And there you have it. It isn’t my responsibility to change how I am to stop people behaving weirdly around me. It’s on them to not be weird. I can choose not to be around them, if I know they’ll cross a boundary, like I won’t go to that shop again, and I won’t make a police report unless it’s unavoidable. I won’t change how I dress, or that I don’t talk, or what I write, because the problem isn’t me – it’s people reacting to me, and I can’t control that. I can’t influence that.
But, for the record, when the same guy contacted me again, a few years later, and I recognised his signature, the way he spoke, the words he used, his profile… the person who served the subpoena on me was the same one who’d had me in that room.
“Nice to see you again,” I said.
“I didn’t recognise your name,” he said. But he remembered me, as I stood there, dressed in a gender conforming monkey suit, made up and neat and projecting ‘I got here despite what you did to me’.
The day before the trial, I received a phone call from the charging officer. Rather than face me, he’d changed his plea. There would be no trial.
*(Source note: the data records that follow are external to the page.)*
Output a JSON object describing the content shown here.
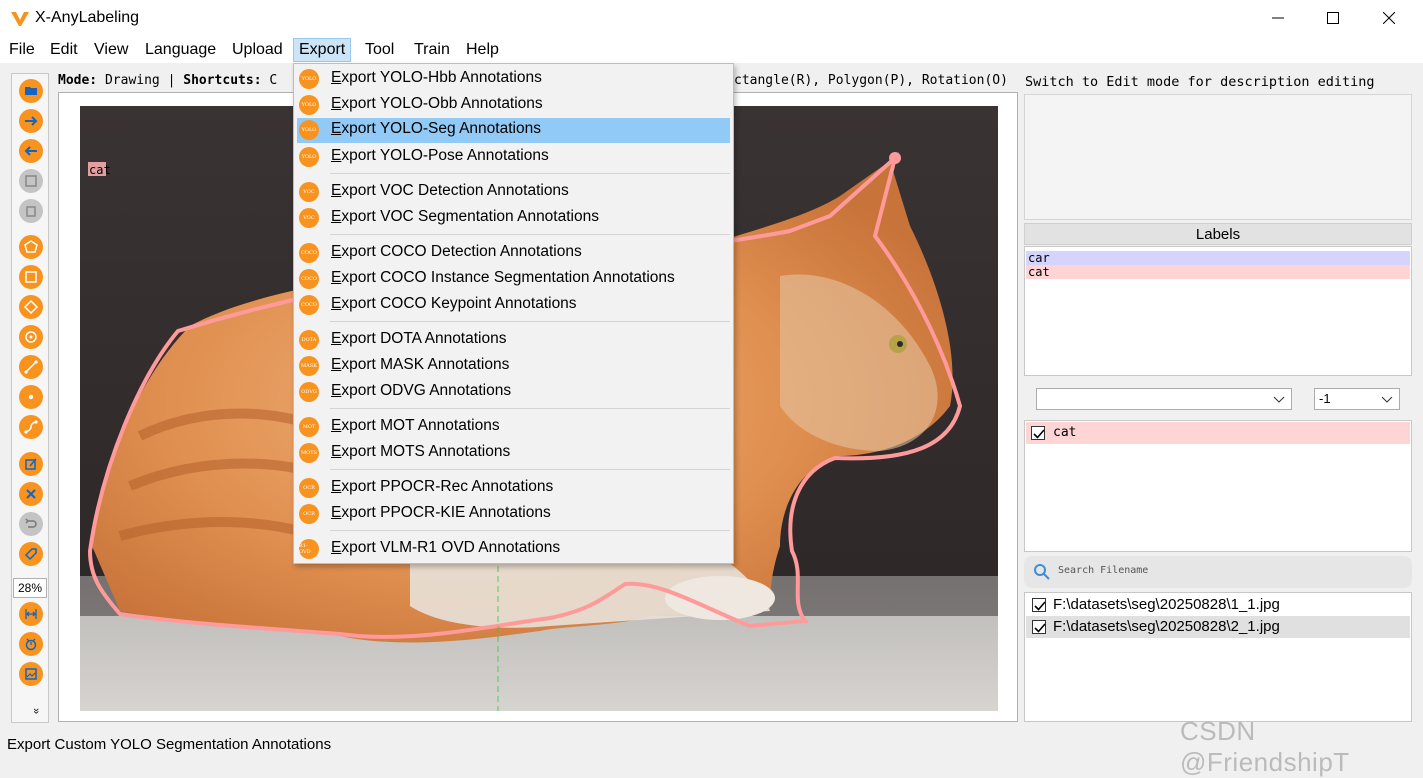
{
  "app": {
    "title": "X-AnyLabeling"
  },
  "menubar": [
    "File",
    "Edit",
    "View",
    "Language",
    "Upload",
    "Export",
    "Tool",
    "Train",
    "Help"
  ],
  "export_menu": [
    {
      "label": "Export YOLO-Hbb Annotations",
      "icon_text": "YOLO"
    },
    {
      "label": "Export YOLO-Obb Annotations",
      "icon_text": "YOLO"
    },
    {
      "label": "Export YOLO-Seg Annotations",
      "icon_text": "YOLO",
      "highlighted": true
    },
    {
      "label": "Export YOLO-Pose Annotations",
      "icon_text": "YOLO"
    },
    {
      "label": "Export VOC Detection Annotations",
      "icon_text": "VOC"
    },
    {
      "label": "Export VOC Segmentation Annotations",
      "icon_text": "VOC"
    },
    {
      "label": "Export COCO Detection Annotations",
      "icon_text": "COCO"
    },
    {
      "label": "Export COCO Instance Segmentation Annotations",
      "icon_text": "COCO"
    },
    {
      "label": "Export COCO Keypoint Annotations",
      "icon_text": "COCO"
    },
    {
      "label": "Export DOTA Annotations",
      "icon_text": "DOTA"
    },
    {
      "label": "Export MASK Annotations",
      "icon_text": "MASK"
    },
    {
      "label": "Export ODVG Annotations",
      "icon_text": "ODVG"
    },
    {
      "label": "Export MOT Annotations",
      "icon_text": "MOT"
    },
    {
      "label": "Export MOTS Annotations",
      "icon_text": "MOTS"
    },
    {
      "label": "Export PPOCR-Rec Annotations",
      "icon_text": "OCR"
    },
    {
      "label": "Export PPOCR-KIE Annotations",
      "icon_text": "OCR"
    },
    {
      "label": "Export VLM-R1 OVD Annotations",
      "icon_text": "R1-OVD"
    }
  ],
  "mode_line": {
    "mode_label": "Mode:",
    "mode_value": "Drawing",
    "sep": "|",
    "shortcuts_label": "Shortcuts:",
    "shortcuts_start": "C",
    "shortcuts_tail": "ctangle(R), Polygon(P), Rotation(O)"
  },
  "toolbar": {
    "zoom": "28%",
    "more": "»"
  },
  "canvas": {
    "shape_label": "cat"
  },
  "description": {
    "hint": "Switch to Edit mode for description editing"
  },
  "labels_panel": {
    "title": "Labels",
    "items": [
      {
        "name": "car",
        "color": "#d4d4ff"
      },
      {
        "name": "cat",
        "color": "#ffd4d4"
      }
    ]
  },
  "filters": {
    "label_combo": "",
    "group_combo": "-1"
  },
  "shapes": [
    {
      "label": "cat",
      "checked": true
    }
  ],
  "file_search": {
    "placeholder": "Search Filename"
  },
  "files": [
    {
      "path": "F:\\datasets\\seg\\20250828\\1_1.jpg",
      "checked": true
    },
    {
      "path": "F:\\datasets\\seg\\20250828\\2_1.jpg",
      "checked": true,
      "selected": true
    }
  ],
  "status": {
    "text": "Export Custom YOLO Segmentation Annotations"
  },
  "watermark": "CSDN @FriendshipT",
  "colors": {
    "accent": "#f7931e",
    "highlight": "#91c9f7",
    "polygon": "#ff9a9a"
  }
}
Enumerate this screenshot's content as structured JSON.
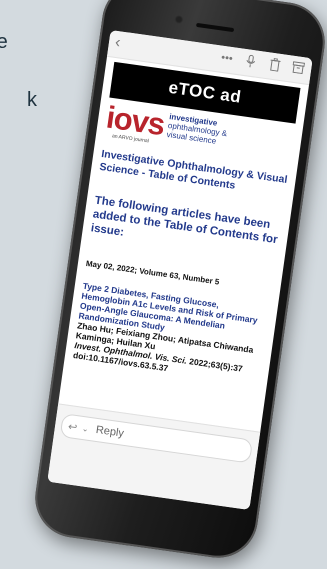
{
  "background": {
    "fragment_1": "re",
    "fragment_2": "k"
  },
  "toolbar": {
    "back_icon": "chevron-left",
    "more_icon": "more-dots",
    "mic_icon": "microphone",
    "trash_icon": "trash",
    "archive_icon": "archive"
  },
  "email": {
    "banner": "eTOC ad",
    "logo": {
      "wordmark": "iovs",
      "line1": "investigative",
      "line2": "ophthalmology &",
      "line3": "visual science",
      "tagline": "an ARVO journal"
    },
    "journal_title": "Investigative Ophthalmology & Visual Science - Table of Contents",
    "notice": "The following articles have been added to the Table of Contents for issue:",
    "issue": "May 02, 2022; Volume 63, Number 5",
    "article": {
      "title": "Type 2 Diabetes, Fasting Glucose, Hemoglobin A1c Levels and Risk of Primary Open-Angle Glaucoma: A Mendelian Randomization Study",
      "authors": "Zhao Hu; Feixiang Zhou; Atipatsa Chiwanda Kaminga; Huilan Xu",
      "journal_abbrev": "Invest. Ophthalmol. Vis. Sci.",
      "citation": "2022;63(5):37 doi:10.1167/iovs.63.5.37"
    }
  },
  "reply": {
    "label": "Reply",
    "icon": "reply-arrow",
    "chevron": "chevron-down"
  },
  "colors": {
    "brand_red": "#b8242c",
    "brand_blue": "#233a8c",
    "banner_bg": "#000000"
  }
}
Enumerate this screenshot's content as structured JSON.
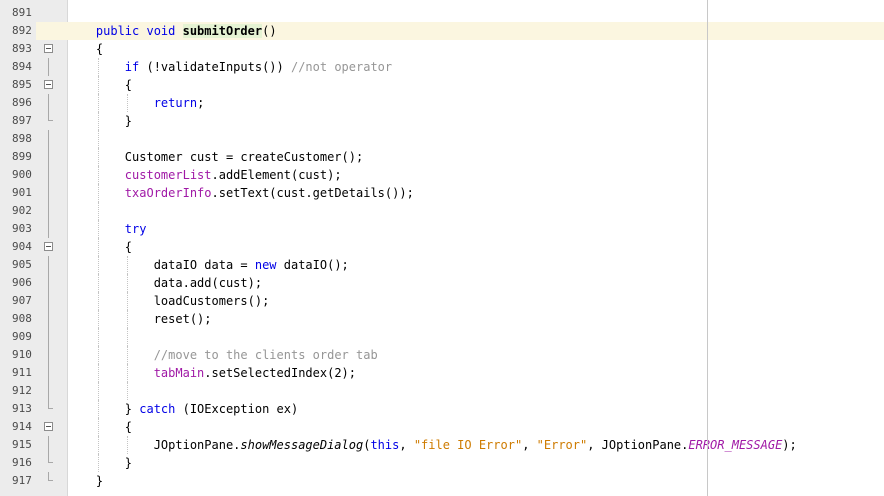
{
  "editor": {
    "colors": {
      "keyword": "#0000e6",
      "comment": "#969696",
      "string": "#ce7b00",
      "field": "#a019a6",
      "current_line": "#fbf6e0",
      "method_highlight": "#e5f3d3",
      "gutter": "#ececec"
    },
    "lines": [
      {
        "n": "891",
        "fold": "",
        "level": 0,
        "parts": []
      },
      {
        "n": "892",
        "fold": "",
        "level": 0,
        "current": true,
        "parts": [
          {
            "t": "    "
          },
          {
            "t": "public void ",
            "c": "kw"
          },
          {
            "t": "submitOrder",
            "c": "hl"
          },
          {
            "t": "()"
          }
        ]
      },
      {
        "n": "893",
        "fold": "start",
        "level": 0,
        "parts": [
          {
            "t": "    {"
          }
        ]
      },
      {
        "n": "894",
        "fold": "line",
        "level": 1,
        "parts": [
          {
            "t": "        "
          },
          {
            "t": "if",
            "c": "kw"
          },
          {
            "t": " (!validateInputs()) "
          },
          {
            "t": "//not operator",
            "c": "cm"
          }
        ]
      },
      {
        "n": "895",
        "fold": "start",
        "level": 1,
        "parts": [
          {
            "t": "        {"
          }
        ]
      },
      {
        "n": "896",
        "fold": "line",
        "level": 2,
        "parts": [
          {
            "t": "            "
          },
          {
            "t": "return",
            "c": "kw"
          },
          {
            "t": ";"
          }
        ]
      },
      {
        "n": "897",
        "fold": "end",
        "level": 1,
        "parts": [
          {
            "t": "        }"
          }
        ]
      },
      {
        "n": "898",
        "fold": "line",
        "level": 1,
        "parts": []
      },
      {
        "n": "899",
        "fold": "line",
        "level": 1,
        "parts": [
          {
            "t": "        Customer cust = createCustomer();"
          }
        ]
      },
      {
        "n": "900",
        "fold": "line",
        "level": 1,
        "parts": [
          {
            "t": "        "
          },
          {
            "t": "customerList",
            "c": "fld"
          },
          {
            "t": ".addElement(cust);"
          }
        ]
      },
      {
        "n": "901",
        "fold": "line",
        "level": 1,
        "parts": [
          {
            "t": "        "
          },
          {
            "t": "txaOrderInfo",
            "c": "fld"
          },
          {
            "t": ".setText(cust.getDetails());"
          }
        ]
      },
      {
        "n": "902",
        "fold": "line",
        "level": 1,
        "parts": []
      },
      {
        "n": "903",
        "fold": "line",
        "level": 1,
        "parts": [
          {
            "t": "        "
          },
          {
            "t": "try",
            "c": "kw"
          }
        ]
      },
      {
        "n": "904",
        "fold": "start",
        "level": 1,
        "parts": [
          {
            "t": "        {"
          }
        ]
      },
      {
        "n": "905",
        "fold": "line",
        "level": 2,
        "parts": [
          {
            "t": "            dataIO data = "
          },
          {
            "t": "new",
            "c": "kw"
          },
          {
            "t": " dataIO();"
          }
        ]
      },
      {
        "n": "906",
        "fold": "line",
        "level": 2,
        "parts": [
          {
            "t": "            data.add(cust);"
          }
        ]
      },
      {
        "n": "907",
        "fold": "line",
        "level": 2,
        "parts": [
          {
            "t": "            loadCustomers();"
          }
        ]
      },
      {
        "n": "908",
        "fold": "line",
        "level": 2,
        "parts": [
          {
            "t": "            reset();"
          }
        ]
      },
      {
        "n": "909",
        "fold": "line",
        "level": 2,
        "parts": []
      },
      {
        "n": "910",
        "fold": "line",
        "level": 2,
        "parts": [
          {
            "t": "            "
          },
          {
            "t": "//move to the clients order tab",
            "c": "cm"
          }
        ]
      },
      {
        "n": "911",
        "fold": "line",
        "level": 2,
        "parts": [
          {
            "t": "            "
          },
          {
            "t": "tabMain",
            "c": "fld"
          },
          {
            "t": ".setSelectedIndex(2);"
          }
        ]
      },
      {
        "n": "912",
        "fold": "line",
        "level": 2,
        "parts": []
      },
      {
        "n": "913",
        "fold": "end",
        "level": 1,
        "parts": [
          {
            "t": "        } "
          },
          {
            "t": "catch",
            "c": "kw"
          },
          {
            "t": " (IOException ex)"
          }
        ]
      },
      {
        "n": "914",
        "fold": "start",
        "level": 1,
        "parts": [
          {
            "t": "        {"
          }
        ]
      },
      {
        "n": "915",
        "fold": "line",
        "level": 2,
        "parts": [
          {
            "t": "            JOptionPane."
          },
          {
            "t": "showMessageDialog",
            "c": "ital"
          },
          {
            "t": "("
          },
          {
            "t": "this",
            "c": "kw"
          },
          {
            "t": ", "
          },
          {
            "t": "\"file IO Error\"",
            "c": "str"
          },
          {
            "t": ", "
          },
          {
            "t": "\"Error\"",
            "c": "str"
          },
          {
            "t": ", JOptionPane."
          },
          {
            "t": "ERROR_MESSAGE",
            "c": "fld ital"
          },
          {
            "t": ");"
          }
        ]
      },
      {
        "n": "916",
        "fold": "end",
        "level": 1,
        "parts": [
          {
            "t": "        }"
          }
        ]
      },
      {
        "n": "917",
        "fold": "end",
        "level": 0,
        "parts": [
          {
            "t": "    }"
          }
        ]
      }
    ]
  }
}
The fact that I’d agreed to testify, in the end, that I’d been strong enough to go through with it, even though it didn’t happen (which I didn’t tell anyone at work, because I took the days off anyway for self-care, because well, it was old work), was then used against me when I applied for workers comp. It wasn’t her, she said. I had been raped. I had to testify. It was very stressful, and she said she hated dealing with me because I was unstable.
She only knew because I’d said ‘I’m taking time off’ and she wouldn’t let me leave her office until I told her why, and since I’d been served at work, there wasn’t any point hiding it. She made the rape part up, not knowing it was true, because all I said was ‘I have to testify against a paedophile’, and it sounded better to say he hurt me.
That she didn’t tell the truth to the investigators was her responsibility. What she did to me was her responsibility. Hiding it is no longer my responsibility. The fact that choosing to testify had consequences for my work should also not be my responsibility, because that shouldn’t have happened in the first place. But it did, and it happens for other people too. As long as it continues to happen, then a victim’s responsibility to themselves will outweigh whatever responsibility society puts on them and displaces from the person who harmed them.
Taking on responsibility that isn’t mine isn’t going to do anything but reinforce a bad dynamic, one which continues victimisation and abuse and allows the system to repeatedly fail.